**MATERIAL SUPPLIED**:
╔══

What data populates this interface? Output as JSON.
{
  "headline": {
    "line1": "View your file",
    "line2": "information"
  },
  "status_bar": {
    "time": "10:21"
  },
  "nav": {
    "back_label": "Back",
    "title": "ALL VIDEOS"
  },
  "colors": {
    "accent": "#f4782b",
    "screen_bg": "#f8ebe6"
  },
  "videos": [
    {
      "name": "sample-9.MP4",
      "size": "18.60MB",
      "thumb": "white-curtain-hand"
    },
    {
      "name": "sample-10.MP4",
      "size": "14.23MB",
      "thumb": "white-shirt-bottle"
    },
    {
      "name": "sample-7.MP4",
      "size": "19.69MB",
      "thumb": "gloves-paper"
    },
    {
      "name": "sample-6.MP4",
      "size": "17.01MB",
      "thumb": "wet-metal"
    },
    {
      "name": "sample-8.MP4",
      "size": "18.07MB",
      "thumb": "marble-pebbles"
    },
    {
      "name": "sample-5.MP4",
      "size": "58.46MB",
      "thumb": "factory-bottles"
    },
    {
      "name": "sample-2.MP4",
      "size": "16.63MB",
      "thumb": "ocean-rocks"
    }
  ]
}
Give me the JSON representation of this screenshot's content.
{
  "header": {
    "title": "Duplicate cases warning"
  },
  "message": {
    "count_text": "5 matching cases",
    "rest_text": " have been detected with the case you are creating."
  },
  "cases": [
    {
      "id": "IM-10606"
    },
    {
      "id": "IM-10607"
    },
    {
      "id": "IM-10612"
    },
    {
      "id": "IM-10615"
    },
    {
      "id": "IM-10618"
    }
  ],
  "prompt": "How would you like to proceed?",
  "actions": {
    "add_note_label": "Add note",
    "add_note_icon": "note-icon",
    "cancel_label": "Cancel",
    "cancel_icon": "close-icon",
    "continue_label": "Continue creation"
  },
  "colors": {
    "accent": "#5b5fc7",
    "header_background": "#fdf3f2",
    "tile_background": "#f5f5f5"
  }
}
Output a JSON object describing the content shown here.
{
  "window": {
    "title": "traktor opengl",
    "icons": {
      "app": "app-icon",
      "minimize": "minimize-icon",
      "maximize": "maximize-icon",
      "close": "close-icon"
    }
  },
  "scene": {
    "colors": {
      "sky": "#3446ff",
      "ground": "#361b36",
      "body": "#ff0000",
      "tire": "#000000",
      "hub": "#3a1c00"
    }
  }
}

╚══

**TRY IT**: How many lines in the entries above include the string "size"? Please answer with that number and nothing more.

**EXERCISE RESULT**: 7